A Closed World opens up
When we talk about LGBT issues in gaming, it usually falls into one of two categories: gushing about the same-sex romance options that are just beginning to open up in RPGs, or discussing homophobia in online communities. Very, very rarely do we actually get to discuss a game that’s made specifically about the LGBT experience, but today is our lucky day.
The Singapore-MIT GAMBIT Gamelab has designed a title, aptly named A Closed World that directly tackles issues of sexual identity, using a JRPG format.
This past summer, a group of interns from Singapore were led by project owner Todd Harper in the creation of a game that aims to tackle sexuality and identity issues. The goal was incorporating LGBTQ content in an innovative and effective way, eschewing the often heavy-handed "afterschool special"-style approach that serious games have taken in the past.
The result is A Closed World, a JRPG-style journey taken by an androgynous protagonist who is separated from his or her "sweetheart" because of the strict norms of the character’s hometown. Players must lead the character into an unknown wood in search of a better way of life, confronting the demons of family and friends’ attitudes and expectations along the way and using the weapon triangle of Logic, Passion and Ethics to prevail.
Not only is this a fascinating approach (centered on identity, instead of dating or hooking up), but it was also inspired by real-life tragedy – the suicide of Tyler Clementi, the Rutgers student who took his own life after being secretly recorded in his dorm room and outed very publicly by his roommate. The game is not intended as a direct statement about Clementi, but instead an exploration of issues that seem to be completely dismissed by the world of mainstream gaming.
Both [Harper and game director Abe Stein] were frustrated by the oft-discussed reasons that the commercial game industry remains so divorced from LGBTQ-friendly content, such as the such content is unmarketable, or that it’s impossible to handle "correctly" in the context of character design.
‘The saw that gets trotted out all the time is that there’s institutionalized homophobia in gaming as a culture, so if we put this content in the game it’s not going to get played, people aren’t going to spend money on it, be interested in it or buy it,’ says Harper. ‘I think that’s the most specious straw man.’
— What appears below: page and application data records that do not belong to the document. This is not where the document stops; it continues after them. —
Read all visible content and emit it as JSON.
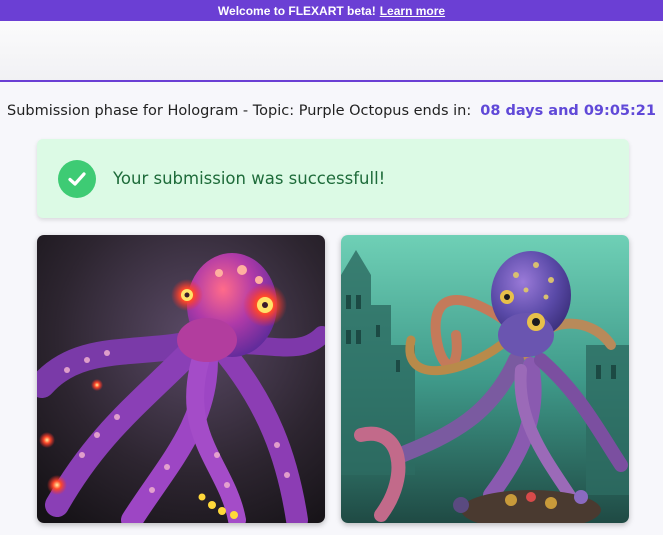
{
  "banner": {
    "text": "Welcome to FLEXART beta!",
    "link": "Learn more"
  },
  "phase": {
    "text": "Submission phase for Hologram - Topic: Purple Octopus ends in:",
    "countdown": "08 days and 09:05:21"
  },
  "alert": {
    "icon": "checkmark-icon",
    "message": "Your submission was successfull!"
  },
  "gallery": {
    "images": [
      {
        "subject": "glowing purple octopus with red lights",
        "theme": "dark"
      },
      {
        "subject": "purple octopus in sunken underwater city",
        "theme": "teal"
      }
    ]
  },
  "colors": {
    "brand": "#6b3fd4",
    "countdown": "#6049d8",
    "success_bg": "#dcfae5",
    "success_icon": "#3ecb74",
    "success_text": "#1e6b3a"
  }
}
I personally applaud the team for crafting something sensitive, compelling and important – games are the perfect medium for exploring issues of identity from the inside out, and I can only hope that A Closed World inspires other creators to tackle similar subjects in their own work. You can play the game in your browser here.
We’re right in the thick of it, now, gamers. October and November are heavy-hitter season, wherein the publishers bring out their biggest guns in an attempt to eke out the most "holiday season" cash. Here are the biggest, and the little guys with the most potential to shine through as "hidden gems."
PayDay: The Heist may not be on your radar, but it may well deserve to be. This October 4 release for PS3 and PC showed beautifully at E3. It’s a squad shooter wherein you play the part of a seasoned criminal with a number of seriously badass heists to pull off. It’s an intriguing concept and well worth a look before October kills us all with massive games.
Car fiends, take note: Forza Motorsport 4 will arrive on the 360 on October 11, the latest in the series that is arguably the most gorgeous and hardcore of all now-gen racers. Despite the fact that my racing game experience basically begins and ends with Mario Kart, I played the living hell out of the third edition, and I’ll almost certainly be kicking these virtual tires next week as well.
Dark Souls, the sequel to ultra-hardcore (and grammar-challenged) PS3 action title Demon’s Souls, is out for Sony’s System on October 4, as is Id Software’s intense new FPS Rage. Rage is multi-platform and ugly-gorgeous in that fluid, muddy "AAA shooter" way, and Dark Souls will probably be so big and tough that it will steal your lunch money. It’s definitely a "hurts so good" challenge, and hey, some people are into that.
Releases for October 18 should technically be included in the next column, but I want to prepare you now. Strategy players have Tropico 4 on the PC, real-life guitar enthusiasts have the multiplatform Rock Smith, Partiers have Everybody Dance on PS3, and everyone with a pulse has Batman: Arkham City on the PS3 and 360. If you played Arkham Asylum two years ago, you’ll know that it was probably the best superhero game of all time, with a mix of exploration, stealth, puzzle-solving, crime-fighting and absolutely flawless brawling action. The new game looks just as good – and now it’s set in a sprawling city. Ladies, Catwoman is now part of the mix – so start saving your pennies now.
Check back next time for the thrilling second half of October, which will bring Battlefield 3, Kirby’s Return to Dream Land and yes, everything we just mentioned on the 18th.